● Task requirements
Only the lines containing "icon" belong in the answer; find them in the material below.

** Opening Listed records block **

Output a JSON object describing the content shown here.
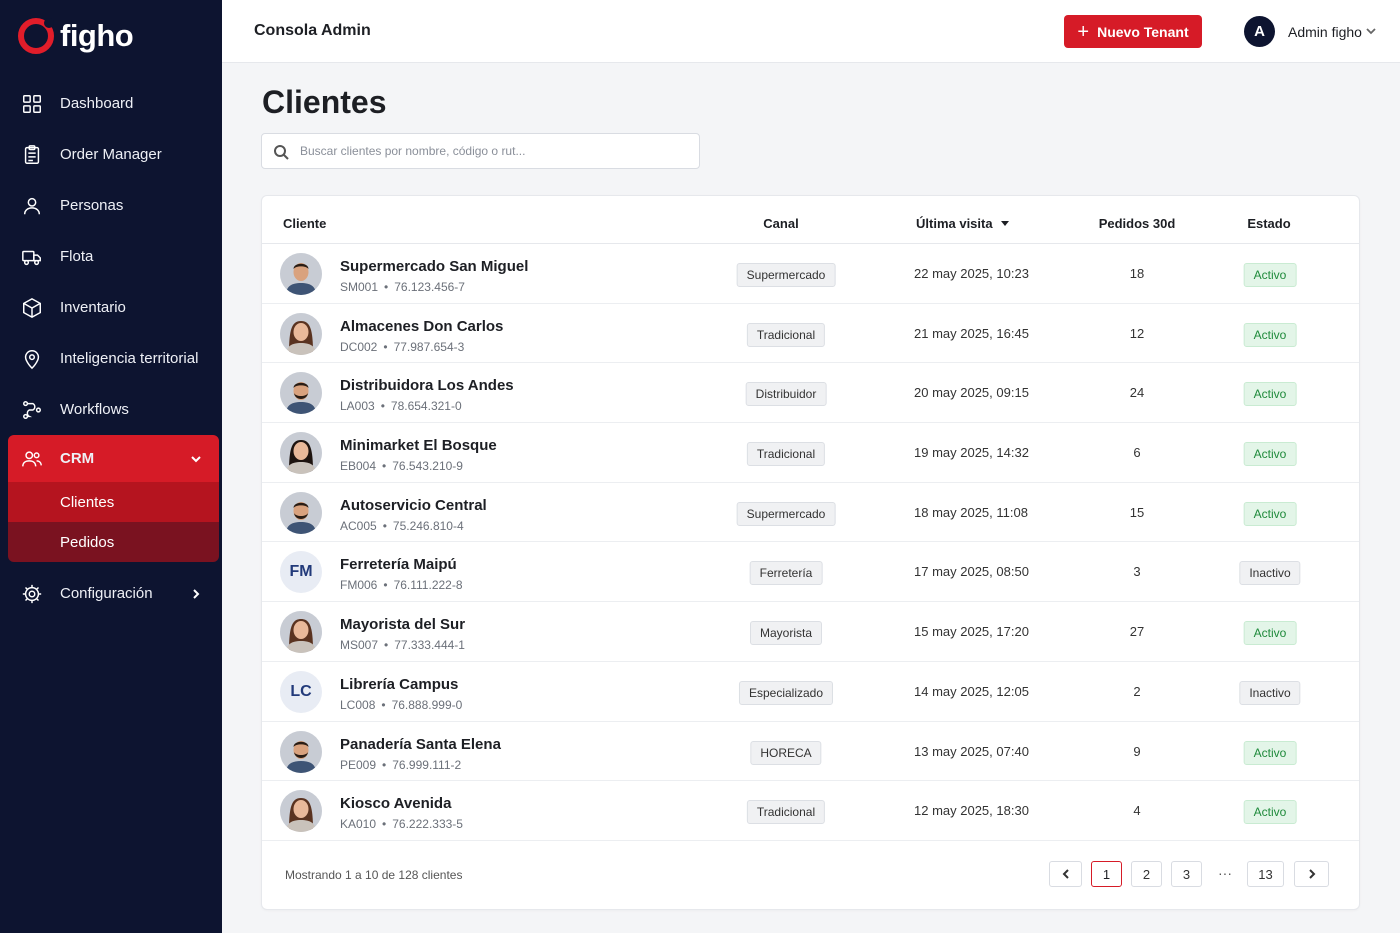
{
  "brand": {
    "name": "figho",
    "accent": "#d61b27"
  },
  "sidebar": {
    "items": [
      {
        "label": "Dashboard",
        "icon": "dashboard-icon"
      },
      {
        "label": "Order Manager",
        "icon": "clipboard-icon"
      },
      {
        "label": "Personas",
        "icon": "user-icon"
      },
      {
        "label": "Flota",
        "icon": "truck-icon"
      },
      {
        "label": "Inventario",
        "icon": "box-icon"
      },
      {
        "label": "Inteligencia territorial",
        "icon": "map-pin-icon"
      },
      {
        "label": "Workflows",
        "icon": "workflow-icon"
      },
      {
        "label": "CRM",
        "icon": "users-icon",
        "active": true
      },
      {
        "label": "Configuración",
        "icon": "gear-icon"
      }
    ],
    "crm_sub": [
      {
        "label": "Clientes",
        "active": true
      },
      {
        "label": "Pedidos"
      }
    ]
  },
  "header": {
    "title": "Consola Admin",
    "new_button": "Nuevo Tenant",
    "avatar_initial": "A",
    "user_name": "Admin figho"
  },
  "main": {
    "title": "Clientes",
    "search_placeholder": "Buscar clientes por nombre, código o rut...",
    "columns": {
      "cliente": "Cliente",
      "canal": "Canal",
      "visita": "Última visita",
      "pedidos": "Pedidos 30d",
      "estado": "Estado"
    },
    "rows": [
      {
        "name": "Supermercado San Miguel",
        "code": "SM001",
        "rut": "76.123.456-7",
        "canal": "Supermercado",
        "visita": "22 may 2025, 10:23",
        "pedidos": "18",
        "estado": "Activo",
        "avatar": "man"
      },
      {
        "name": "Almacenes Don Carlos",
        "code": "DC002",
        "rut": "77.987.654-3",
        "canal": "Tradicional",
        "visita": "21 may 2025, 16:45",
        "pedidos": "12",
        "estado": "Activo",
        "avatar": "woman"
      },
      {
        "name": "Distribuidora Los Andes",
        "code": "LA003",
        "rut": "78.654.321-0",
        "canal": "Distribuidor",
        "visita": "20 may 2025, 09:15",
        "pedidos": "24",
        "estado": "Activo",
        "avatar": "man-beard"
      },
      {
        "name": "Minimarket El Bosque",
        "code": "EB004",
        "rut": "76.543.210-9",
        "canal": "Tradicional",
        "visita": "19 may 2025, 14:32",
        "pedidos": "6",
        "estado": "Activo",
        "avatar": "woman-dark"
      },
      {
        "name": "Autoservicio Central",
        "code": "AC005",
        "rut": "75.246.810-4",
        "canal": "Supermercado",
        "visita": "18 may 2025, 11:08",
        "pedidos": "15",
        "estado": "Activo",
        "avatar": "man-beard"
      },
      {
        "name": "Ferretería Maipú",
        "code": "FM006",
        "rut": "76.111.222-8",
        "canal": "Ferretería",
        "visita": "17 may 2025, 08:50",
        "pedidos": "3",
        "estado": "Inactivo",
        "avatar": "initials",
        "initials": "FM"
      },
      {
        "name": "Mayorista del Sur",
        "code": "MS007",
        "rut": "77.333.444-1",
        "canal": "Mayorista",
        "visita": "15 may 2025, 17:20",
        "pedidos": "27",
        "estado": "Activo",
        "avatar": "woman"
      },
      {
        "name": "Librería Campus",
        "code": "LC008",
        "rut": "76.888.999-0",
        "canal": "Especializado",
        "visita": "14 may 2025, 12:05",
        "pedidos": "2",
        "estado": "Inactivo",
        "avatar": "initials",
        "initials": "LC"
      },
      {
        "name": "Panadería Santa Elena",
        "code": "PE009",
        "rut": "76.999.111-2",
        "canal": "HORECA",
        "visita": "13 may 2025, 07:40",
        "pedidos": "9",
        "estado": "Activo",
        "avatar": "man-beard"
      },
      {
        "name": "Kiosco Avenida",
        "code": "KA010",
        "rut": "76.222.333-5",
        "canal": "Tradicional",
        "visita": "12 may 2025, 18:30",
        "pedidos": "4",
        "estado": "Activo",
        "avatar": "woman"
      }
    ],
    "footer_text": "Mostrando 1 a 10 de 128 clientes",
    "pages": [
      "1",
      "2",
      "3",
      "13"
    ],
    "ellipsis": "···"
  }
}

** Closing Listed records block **

● Written solution
        "icon": "dashboard-icon"
        "icon": "clipboard-icon"
        "icon": "user-icon"
        "icon": "truck-icon"
        "icon": "box-icon"
        "icon": "map-pin-icon"
        "icon": "workflow-icon"
        "icon": "users-icon",
        "icon": "gear-icon"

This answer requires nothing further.